(NEXSTAR/KLAS) – A group of tourists has been rescued from the Grand Canyon Caverns in Peach Springs, Arizona, after becoming stranded approximately 200 feet underground on Sunday, officials with the Coconino County Sheriff’s Office said.
The tour group originally became stuck after the elevator that was supposed to bring them back to the surface stopped working, officials said. Attempts to repair the elevator were unsuccessful, and members of the group were allowed to stay overnight in a hotel suite “located in the bottom of the cavern” after it was determined they would not be able to climb 21 flights up the emergency staircase.
“They had some physical limitations. The stairs are not like hotel stairs, they’re like a fire escape,” said Jon Paxton, the public information officer with the Coconino Sheriff’s Office.
The following day, members of the sheriff’s office and the Flagstaff Fire Department constructed a “technical rope rescue system” to hoist the stranded tourists up the elevator shaft one at a time, according to a news release issued Tuesday afternoon.
Each lift took about 15 minutes, the sheriff’s office said. All members were above ground by 6 p.m. Monday.
“Once on the surface, the members of the party were evaluated by personnel from the Sheriff’s Office and Flagstaff Fire Department,” according to the news release. “None of the party suffered any medical issues requiring treatment on scene.”
Mechanics were brought to the site of the malfunctioning elevator on Tuesday.
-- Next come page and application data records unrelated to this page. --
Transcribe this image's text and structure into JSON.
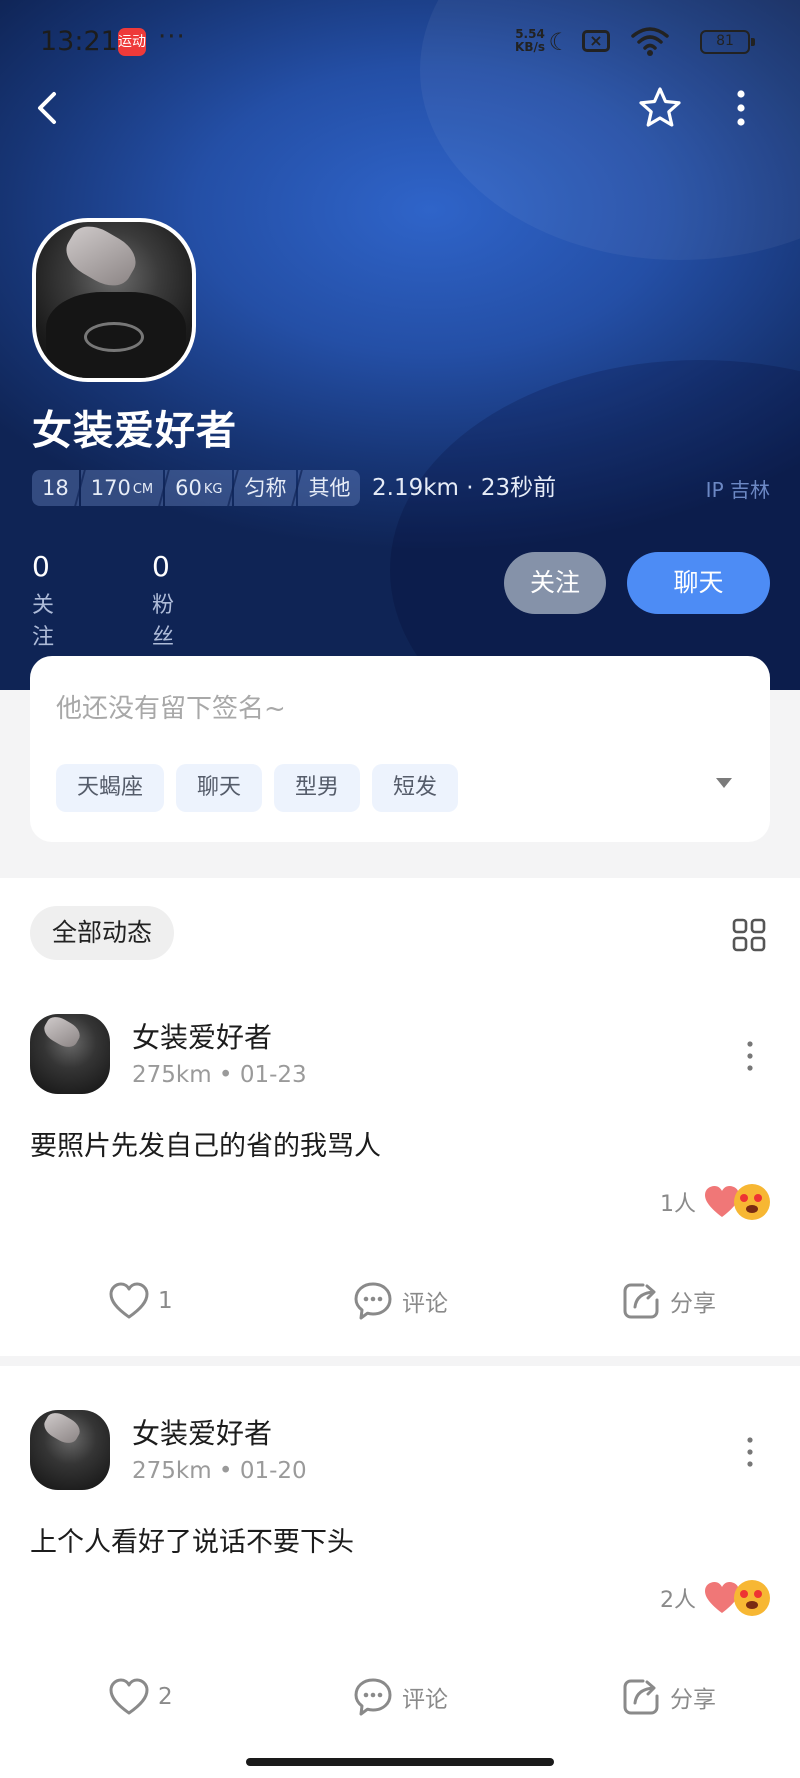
{
  "status_bar": {
    "time": "13:21",
    "app_badge": "运动",
    "dots": "···",
    "net_speed_value": "5.54",
    "net_speed_unit": "KB/s",
    "battery": "81"
  },
  "profile": {
    "nickname": "女装爱好者",
    "stats": [
      {
        "value": "18",
        "unit": ""
      },
      {
        "value": "170",
        "unit": "CM"
      },
      {
        "value": "60",
        "unit": "KG"
      },
      {
        "value": "匀称",
        "unit": ""
      },
      {
        "value": "其他",
        "unit": ""
      }
    ],
    "distance_time": "2.19km · 23秒前",
    "ip_location": "IP 吉林",
    "following_count": "0",
    "following_label": "关注",
    "followers_count": "0",
    "followers_label": "粉丝",
    "follow_button": "关注",
    "chat_button": "聊天"
  },
  "signature": {
    "text": "他还没有留下签名~",
    "chips": [
      "天蝎座",
      "聊天",
      "型男",
      "短发"
    ]
  },
  "feed": {
    "tab_label": "全部动态",
    "posts": [
      {
        "author": "女装爱好者",
        "meta": "275km • 01-23",
        "text": "要照片先发自己的省的我骂人",
        "reaction_count": "1人",
        "like_count": "1",
        "comment_label": "评论",
        "share_label": "分享"
      },
      {
        "author": "女装爱好者",
        "meta": "275km • 01-20",
        "text": "上个人看好了说话不要下头",
        "reaction_count": "2人",
        "like_count": "2",
        "comment_label": "评论",
        "share_label": "分享"
      }
    ]
  },
  "colors": {
    "accent_blue": "#4d8cf5",
    "follow_gray": "#8592a9",
    "header_blue": "#244fa6"
  }
}
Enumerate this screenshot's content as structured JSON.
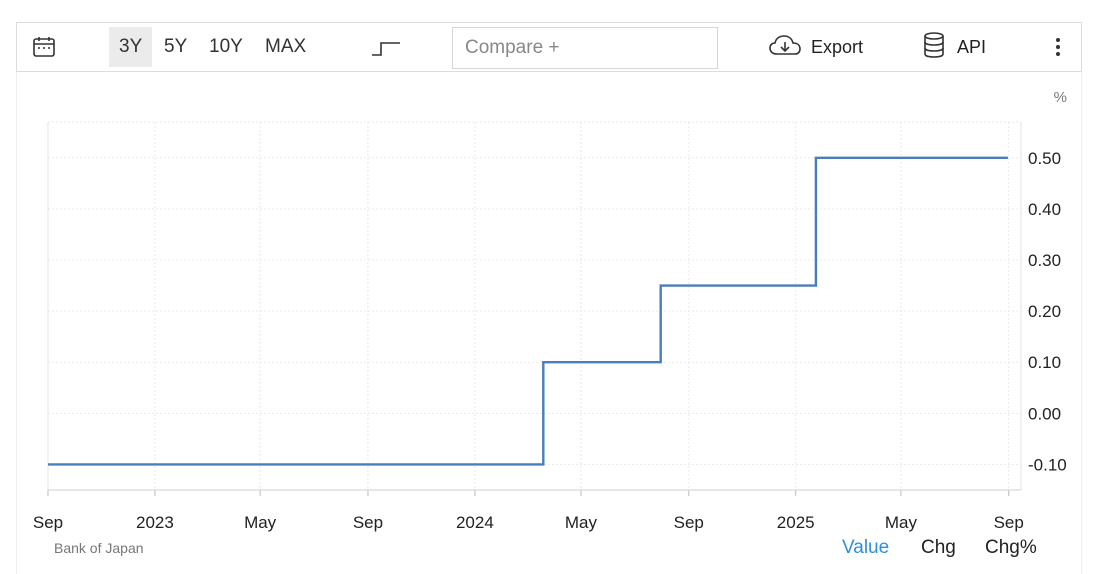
{
  "toolbar": {
    "icons": {
      "calendar": "calendar-icon",
      "step": "step-line-icon",
      "cloud": "cloud-download-icon",
      "database": "database-icon",
      "more": "more-vertical-icon"
    },
    "ranges": [
      {
        "label": "3Y",
        "active": true
      },
      {
        "label": "5Y",
        "active": false
      },
      {
        "label": "10Y",
        "active": false
      },
      {
        "label": "MAX",
        "active": false
      }
    ],
    "compare_placeholder": "Compare +",
    "export_label": "Export",
    "api_label": "API"
  },
  "footer": {
    "source": "Bank of Japan",
    "tabs": [
      {
        "label": "Value",
        "active": true
      },
      {
        "label": "Chg",
        "active": false
      },
      {
        "label": "Chg%",
        "active": false
      }
    ]
  },
  "colors": {
    "line": "#4a7dbf",
    "accent": "#2d8fe0",
    "grid": "#e9e9e9"
  },
  "chart_data": {
    "type": "line",
    "step": true,
    "unit_label": "%",
    "ylim": [
      -0.15,
      0.57
    ],
    "yticks": [
      0.5,
      0.4,
      0.3,
      0.2,
      0.1,
      0.0,
      -0.1
    ],
    "ytick_labels": [
      "0.50",
      "0.40",
      "0.30",
      "0.20",
      "0.10",
      "0.00",
      "-0.10"
    ],
    "xlim": [
      "2022-09-01",
      "2025-09-15"
    ],
    "xticks": [
      {
        "date": "2022-09-01",
        "label": "Sep"
      },
      {
        "date": "2023-01-01",
        "label": "2023"
      },
      {
        "date": "2023-05-01",
        "label": "May"
      },
      {
        "date": "2023-09-01",
        "label": "Sep"
      },
      {
        "date": "2024-01-01",
        "label": "2024"
      },
      {
        "date": "2024-05-01",
        "label": "May"
      },
      {
        "date": "2024-09-01",
        "label": "Sep"
      },
      {
        "date": "2025-01-01",
        "label": "2025"
      },
      {
        "date": "2025-05-01",
        "label": "May"
      },
      {
        "date": "2025-09-01",
        "label": "Sep"
      }
    ],
    "series": [
      {
        "x": [
          "2022-09-01",
          "2024-03-19",
          "2024-07-31",
          "2025-01-24",
          "2025-08-31"
        ],
        "y": [
          -0.1,
          0.1,
          0.25,
          0.5,
          0.5
        ]
      }
    ],
    "grid": true
  }
}
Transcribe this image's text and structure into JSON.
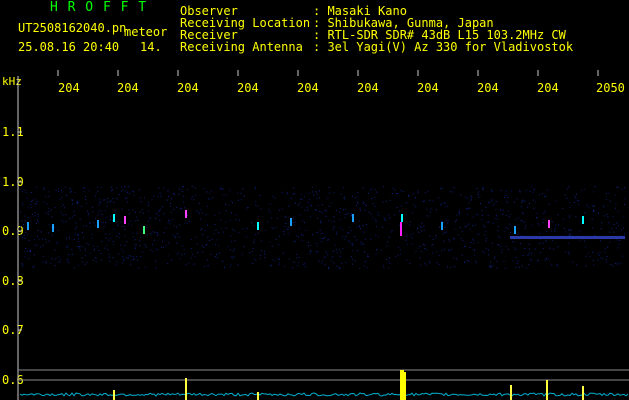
{
  "header": {
    "app_title": "H R O F F T",
    "file_name": "UT2508162040.pn",
    "file_type": "meteor",
    "datetime": "25.08.16 20:40",
    "counter": "14.",
    "info": [
      {
        "label": "Observer",
        "value": ": Masaki Kano"
      },
      {
        "label": "Receiving Location",
        "value": ": Shibukawa, Gunma, Japan"
      },
      {
        "label": "Receiver",
        "value": ": RTL-SDR SDR# 43dB L15 103.2MHz CW"
      },
      {
        "label": "Receiving Antenna",
        "value": ": 3el Yagi(V) Az 330 for Vladivostok"
      }
    ]
  },
  "spectrogram": {
    "unit_label": "kHz",
    "time_ticks": [
      "204",
      "204",
      "204",
      "204",
      "204",
      "204",
      "204",
      "204",
      "204",
      "2050"
    ],
    "freq_ticks": [
      "1.1",
      "1.0",
      "0.9",
      "0.8",
      "0.7",
      "0.6"
    ],
    "colors": {
      "text_yellow": "#ffff00",
      "text_green": "#00ff00",
      "signal": "#00ffff",
      "peak": "#ff00ff"
    }
  }
}
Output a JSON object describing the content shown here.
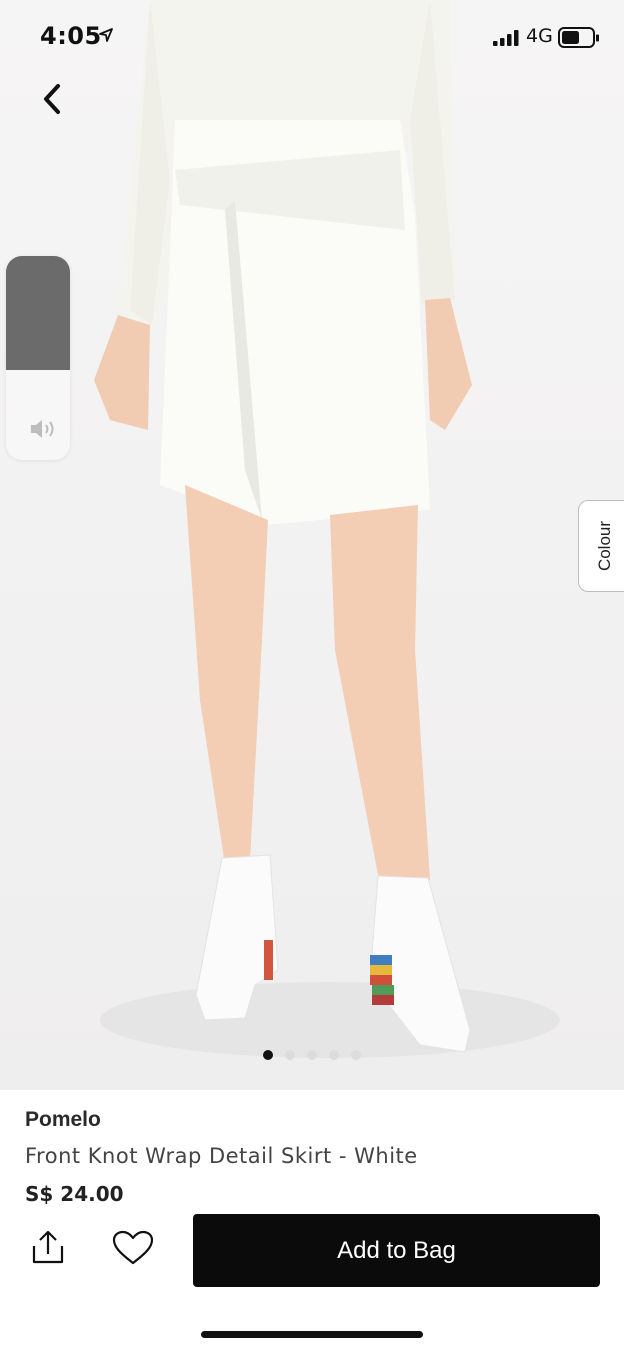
{
  "status_bar": {
    "time": "4:05",
    "network": "4G"
  },
  "product": {
    "brand": "Pomelo",
    "title": "Front Knot Wrap Detail Skirt - White",
    "price": "S$ 24.00",
    "images_count": 5,
    "active_image_index": 0
  },
  "colour_tab": {
    "label": "Colour"
  },
  "actions": {
    "add_to_bag": "Add to Bag"
  },
  "volume_hud": {
    "level": 0.56
  },
  "colors": {
    "accent": "#0b0b0b",
    "photo_bg": "#f3f2f2"
  },
  "icons": [
    "navigation-arrow-icon",
    "cellular-signal-icon",
    "battery-icon",
    "back-chevron-icon",
    "speaker-icon",
    "share-icon",
    "heart-icon"
  ]
}
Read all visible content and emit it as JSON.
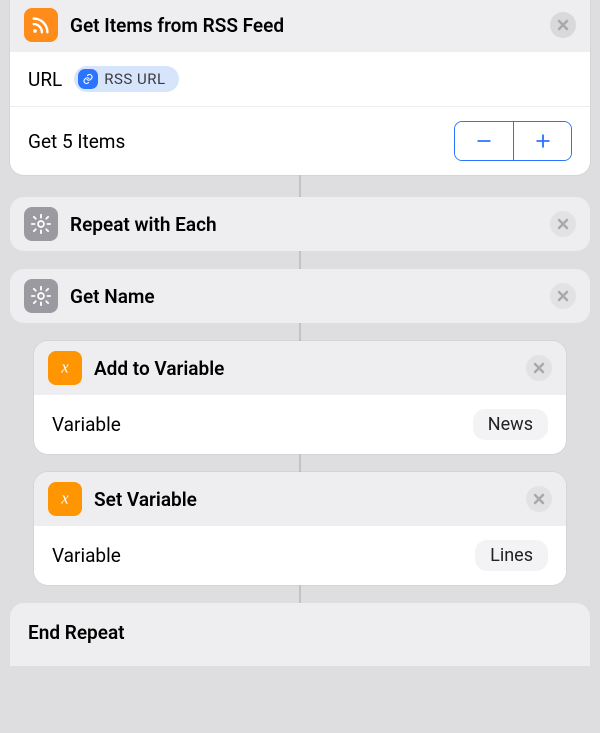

A representative for Grand Canyon Caverns was not immediately available to offer further details.
The Grand Canyon Caverns, located approximately 200 feet below ground near Peach Springs, are said to be the largest dry caverns in the country, according to the caverns’ tourism site. Visitors can schedule tours and spelunking expeditions, or even book the underground cavern suite — which offers two beds, DVDs, books, a kitchenette, and an “RV style bathroom” — for $1,000 per night, according to the website.